Daily News Summary
Sign up for Daily News Summaries
ISC Daily News SummaryISC Daily News Summary 7 November 2019
- Jeremy Corbyn calls for independent schools "to pay tax rather than get charitable status"
- Letters: 'Improving outcomes for all children requires long-term investment for all'
- Study finds independent school alumni earn more than their state educated peers
- 'Education should not be used as a political football'
- 'Will child abuse allegations call into question the future of Britain's music schools?'
- 'The best foreign languages to study for graduate employment opportunities'
- Schools urged to 'avoid partisan activity' ahead of the general election
- Oxbridge applications reach record high
Jeremy Corbyn calls for independent schools "to pay tax rather than get charitable status"Independent sector
Jeremy Corbyn has confirmed the Labour Party plans to include a policy to end independent schools' charitable status in their general election manifesto. Tes. The article quotes Julie Robinson, chief executive of the Independent Schools Council.
Letters: 'Improving outcomes for all children requires long-term investment for all'Letters
Jaideep Barot, head of Bristol Grammar School, writes in The Times arguing the performance of independent school pupils at A-level should not be used to support the argument for abolition. He adds: "Improving outcomes for all children will only be achieved through concrete, long-term investment for all, and this is what we must demand of our politicians and their election manifestos." The letter can be found halfway down the page.
Study finds independent school alumni earn more than their state educated peersIndependent sector
New research suggests independent school alumni earn 10 per cent more than their state educated peers by the time they are 25. By Camilla Turner, The Telegraph.
'Education should not be used as a political football'Education policy

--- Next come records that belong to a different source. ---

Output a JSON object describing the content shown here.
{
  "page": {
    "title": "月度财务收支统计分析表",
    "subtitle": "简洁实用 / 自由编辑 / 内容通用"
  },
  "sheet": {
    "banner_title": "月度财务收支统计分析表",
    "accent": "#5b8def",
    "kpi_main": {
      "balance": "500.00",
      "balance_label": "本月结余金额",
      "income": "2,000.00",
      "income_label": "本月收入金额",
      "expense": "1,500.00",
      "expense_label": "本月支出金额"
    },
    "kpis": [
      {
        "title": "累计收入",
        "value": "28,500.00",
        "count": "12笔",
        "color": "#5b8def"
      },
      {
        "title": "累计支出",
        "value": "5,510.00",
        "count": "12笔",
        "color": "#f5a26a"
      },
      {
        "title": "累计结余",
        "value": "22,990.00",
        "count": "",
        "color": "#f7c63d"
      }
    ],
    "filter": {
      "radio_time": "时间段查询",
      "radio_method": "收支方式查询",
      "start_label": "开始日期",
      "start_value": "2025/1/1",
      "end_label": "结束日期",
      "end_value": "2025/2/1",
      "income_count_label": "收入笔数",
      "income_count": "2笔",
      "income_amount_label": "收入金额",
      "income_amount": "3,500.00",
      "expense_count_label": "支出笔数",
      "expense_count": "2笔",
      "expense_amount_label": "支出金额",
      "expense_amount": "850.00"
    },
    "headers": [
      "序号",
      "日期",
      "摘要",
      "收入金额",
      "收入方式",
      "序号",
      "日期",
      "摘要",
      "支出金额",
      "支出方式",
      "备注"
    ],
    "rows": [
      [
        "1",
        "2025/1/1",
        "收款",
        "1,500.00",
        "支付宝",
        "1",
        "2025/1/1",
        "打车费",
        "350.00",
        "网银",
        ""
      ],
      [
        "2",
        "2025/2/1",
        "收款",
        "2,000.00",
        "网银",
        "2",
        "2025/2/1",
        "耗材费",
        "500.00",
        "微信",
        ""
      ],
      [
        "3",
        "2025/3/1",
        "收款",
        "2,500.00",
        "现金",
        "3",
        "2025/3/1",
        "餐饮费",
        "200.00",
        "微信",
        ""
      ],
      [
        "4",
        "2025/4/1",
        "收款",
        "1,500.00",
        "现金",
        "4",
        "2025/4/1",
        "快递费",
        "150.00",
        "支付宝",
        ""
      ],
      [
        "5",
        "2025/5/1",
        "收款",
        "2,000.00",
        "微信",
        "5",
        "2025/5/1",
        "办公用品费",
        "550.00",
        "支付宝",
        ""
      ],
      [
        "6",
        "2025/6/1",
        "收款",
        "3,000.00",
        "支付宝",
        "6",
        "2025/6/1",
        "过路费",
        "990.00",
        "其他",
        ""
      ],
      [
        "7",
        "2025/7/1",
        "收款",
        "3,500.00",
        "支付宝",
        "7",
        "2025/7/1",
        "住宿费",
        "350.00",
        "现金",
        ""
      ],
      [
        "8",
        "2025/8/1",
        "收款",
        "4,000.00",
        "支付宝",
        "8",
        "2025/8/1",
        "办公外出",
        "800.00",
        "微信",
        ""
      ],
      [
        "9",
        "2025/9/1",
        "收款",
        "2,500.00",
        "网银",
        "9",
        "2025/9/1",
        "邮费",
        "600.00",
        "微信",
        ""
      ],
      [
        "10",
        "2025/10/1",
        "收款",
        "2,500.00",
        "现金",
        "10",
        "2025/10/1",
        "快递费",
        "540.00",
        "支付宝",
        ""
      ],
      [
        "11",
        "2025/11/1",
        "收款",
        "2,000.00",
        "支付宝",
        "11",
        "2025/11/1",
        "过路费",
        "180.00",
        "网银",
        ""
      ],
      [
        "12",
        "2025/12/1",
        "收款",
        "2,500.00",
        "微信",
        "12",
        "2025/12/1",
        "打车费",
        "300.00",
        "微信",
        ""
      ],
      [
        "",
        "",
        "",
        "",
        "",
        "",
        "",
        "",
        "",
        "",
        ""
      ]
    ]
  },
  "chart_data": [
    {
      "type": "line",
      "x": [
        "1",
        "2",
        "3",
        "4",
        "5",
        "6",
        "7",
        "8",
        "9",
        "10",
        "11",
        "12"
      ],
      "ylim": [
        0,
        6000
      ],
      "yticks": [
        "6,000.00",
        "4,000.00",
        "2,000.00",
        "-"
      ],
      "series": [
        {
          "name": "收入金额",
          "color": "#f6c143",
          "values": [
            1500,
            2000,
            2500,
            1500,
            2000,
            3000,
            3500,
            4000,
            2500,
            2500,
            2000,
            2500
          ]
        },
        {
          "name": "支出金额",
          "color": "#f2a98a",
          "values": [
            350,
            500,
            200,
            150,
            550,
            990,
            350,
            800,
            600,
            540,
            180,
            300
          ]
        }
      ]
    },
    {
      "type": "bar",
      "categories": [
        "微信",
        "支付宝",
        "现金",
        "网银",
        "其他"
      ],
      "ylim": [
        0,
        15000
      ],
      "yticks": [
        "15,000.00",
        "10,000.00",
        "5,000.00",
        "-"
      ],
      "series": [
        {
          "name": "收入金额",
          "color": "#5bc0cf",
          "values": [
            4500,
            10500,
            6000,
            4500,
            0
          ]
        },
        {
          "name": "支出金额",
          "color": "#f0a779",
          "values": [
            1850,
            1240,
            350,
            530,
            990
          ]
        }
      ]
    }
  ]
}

The Association of School and College Leaders has published its general election manifesto, which urges politicians of all parties to address key issues within education and to 'avoid indulging in the corrosive practice of extolling one type of school over another type of school'. Education Executive.
'Will child abuse allegations call into question the future of Britain's music schools?'Child welfare
Ivan Hewett writes in The Telegraph about the Independent Inquiry into Child Sexual Abuse, discussing its investigation into music schools. He argues closing music schools 'would be a tragic mistake, which would deprive future generations of students of wonderful opportunities'. However, he adds 'there should be a less deferential and more open culture in music schools, so pupils are exposed to more than one point of view, and much stricter safeguards'.
'The best foreign languages to study for graduate employment opportunities'Teaching and learning
The Telegraph features an article detailing five of the best languages to study for future job opportunities, in line with findings from the CBI/Pearson Education and Skills Report 2018. By Katie Russell.
Schools urged to 'avoid partisan activity' ahead of the general electionGeneral education
The Department for Education has issued guidelines for schools ahead of the general election, reminding them to maintain balance in their teaching and "avoid activity that could be construed as partisan or favouring a particular political party". By Freddie Whittaker, Schools Week.
Oxbridge applications reach record highHigher education
New figures reveal both Oxford and Cambridge have received record numbers of applications this year, amid a drive for more state educated pupils to apply. By Rosemary Bennett, The Times.